Listed records
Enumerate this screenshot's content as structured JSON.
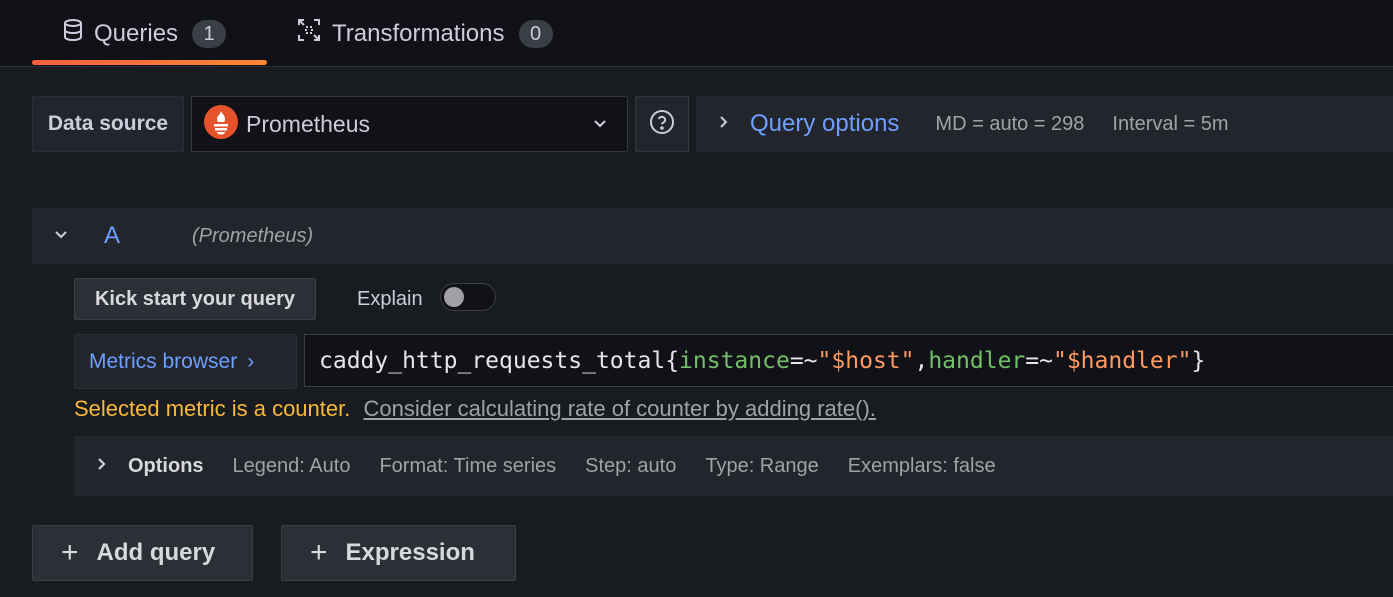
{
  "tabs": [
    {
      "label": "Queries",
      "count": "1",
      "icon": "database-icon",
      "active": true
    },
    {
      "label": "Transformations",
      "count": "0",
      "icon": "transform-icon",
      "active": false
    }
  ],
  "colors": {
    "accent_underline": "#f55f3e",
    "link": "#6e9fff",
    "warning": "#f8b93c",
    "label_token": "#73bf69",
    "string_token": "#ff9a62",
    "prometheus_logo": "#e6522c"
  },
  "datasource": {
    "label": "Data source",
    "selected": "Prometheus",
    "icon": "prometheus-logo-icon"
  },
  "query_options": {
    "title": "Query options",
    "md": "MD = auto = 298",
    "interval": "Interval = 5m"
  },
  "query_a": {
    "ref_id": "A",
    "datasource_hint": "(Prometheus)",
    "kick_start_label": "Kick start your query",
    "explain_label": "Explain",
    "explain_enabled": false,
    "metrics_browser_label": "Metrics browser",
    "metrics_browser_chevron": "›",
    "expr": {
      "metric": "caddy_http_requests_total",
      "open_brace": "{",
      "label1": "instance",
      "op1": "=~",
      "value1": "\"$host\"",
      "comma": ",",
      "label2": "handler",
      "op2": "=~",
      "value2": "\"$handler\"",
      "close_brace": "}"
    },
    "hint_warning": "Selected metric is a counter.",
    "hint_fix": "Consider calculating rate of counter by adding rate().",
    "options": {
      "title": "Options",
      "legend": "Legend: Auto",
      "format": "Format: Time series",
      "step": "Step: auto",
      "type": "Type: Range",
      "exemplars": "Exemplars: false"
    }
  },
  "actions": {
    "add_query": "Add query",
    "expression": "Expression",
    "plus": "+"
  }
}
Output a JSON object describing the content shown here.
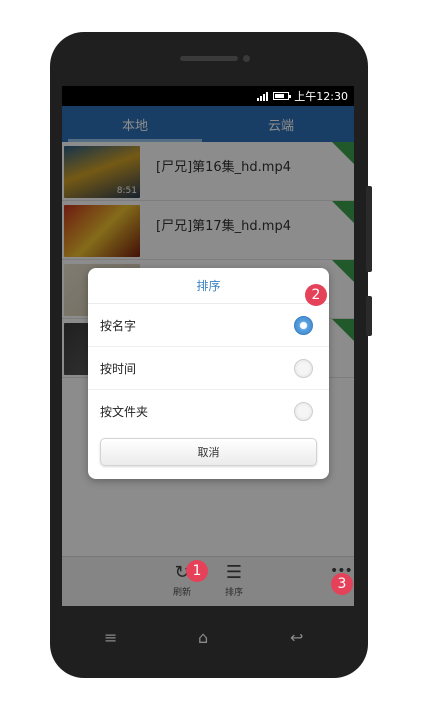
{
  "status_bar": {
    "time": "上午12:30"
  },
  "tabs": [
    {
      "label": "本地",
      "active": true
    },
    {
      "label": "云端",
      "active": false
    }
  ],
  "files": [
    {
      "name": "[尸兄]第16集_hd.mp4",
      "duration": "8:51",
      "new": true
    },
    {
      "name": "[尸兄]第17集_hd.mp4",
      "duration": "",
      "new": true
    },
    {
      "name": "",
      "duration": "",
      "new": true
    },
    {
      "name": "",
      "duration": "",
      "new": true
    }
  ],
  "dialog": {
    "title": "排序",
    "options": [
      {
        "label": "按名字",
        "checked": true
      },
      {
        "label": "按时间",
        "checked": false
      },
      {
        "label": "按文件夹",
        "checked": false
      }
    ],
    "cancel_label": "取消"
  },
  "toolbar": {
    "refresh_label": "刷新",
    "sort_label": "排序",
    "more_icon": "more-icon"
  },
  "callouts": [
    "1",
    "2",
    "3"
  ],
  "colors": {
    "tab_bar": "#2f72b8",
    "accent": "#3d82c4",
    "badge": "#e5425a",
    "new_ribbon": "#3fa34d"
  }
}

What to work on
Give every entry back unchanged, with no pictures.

Answer space
Enumerate this screenshot's content as structured JSON.
{
  "tabs": [
    {
      "label": "Queries",
      "count": "1",
      "icon": "database-icon",
      "active": true
    },
    {
      "label": "Transformations",
      "count": "0",
      "icon": "transform-icon",
      "active": false
    }
  ],
  "colors": {
    "accent_underline": "#f55f3e",
    "link": "#6e9fff",
    "warning": "#f8b93c",
    "label_token": "#73bf69",
    "string_token": "#ff9a62",
    "prometheus_logo": "#e6522c"
  },
  "datasource": {
    "label": "Data source",
    "selected": "Prometheus",
    "icon": "prometheus-logo-icon"
  },
  "query_options": {
    "title": "Query options",
    "md": "MD = auto = 298",
    "interval": "Interval = 5m"
  },
  "query_a": {
    "ref_id": "A",
    "datasource_hint": "(Prometheus)",
    "kick_start_label": "Kick start your query",
    "explain_label": "Explain",
    "explain_enabled": false,
    "metrics_browser_label": "Metrics browser",
    "metrics_browser_chevron": "›",
    "expr": {
      "metric": "caddy_http_requests_total",
      "open_brace": "{",
      "label1": "instance",
      "op1": "=~",
      "value1": "\"$host\"",
      "comma": ",",
      "label2": "handler",
      "op2": "=~",
      "value2": "\"$handler\"",
      "close_brace": "}"
    },
    "hint_warning": "Selected metric is a counter.",
    "hint_fix": "Consider calculating rate of counter by adding rate().",
    "options": {
      "title": "Options",
      "legend": "Legend: Auto",
      "format": "Format: Time series",
      "step": "Step: auto",
      "type": "Type: Range",
      "exemplars": "Exemplars: false"
    }
  },
  "actions": {
    "add_query": "Add query",
    "expression": "Expression",
    "plus": "+"
  }
}
Output a JSON object describing the content shown here.
{
  "status_bar": {
    "time": "上午12:30"
  },
  "tabs": [
    {
      "label": "本地",
      "active": true
    },
    {
      "label": "云端",
      "active": false
    }
  ],
  "files": [
    {
      "name": "[尸兄]第16集_hd.mp4",
      "duration": "8:51",
      "new": true
    },
    {
      "name": "[尸兄]第17集_hd.mp4",
      "duration": "",
      "new": true
    },
    {
      "name": "",
      "duration": "",
      "new": true
    },
    {
      "name": "",
      "duration": "",
      "new": true
    }
  ],
  "dialog": {
    "title": "排序",
    "options": [
      {
        "label": "按名字",
        "checked": true
      },
      {
        "label": "按时间",
        "checked": false
      },
      {
        "label": "按文件夹",
        "checked": false
      }
    ],
    "cancel_label": "取消"
  },
  "toolbar": {
    "refresh_label": "刷新",
    "sort_label": "排序",
    "more_icon": "more-icon"
  },
  "callouts": [
    "1",
    "2",
    "3"
  ],
  "colors": {
    "tab_bar": "#2f72b8",
    "accent": "#3d82c4",
    "badge": "#e5425a",
    "new_ribbon": "#3fa34d"
  }
}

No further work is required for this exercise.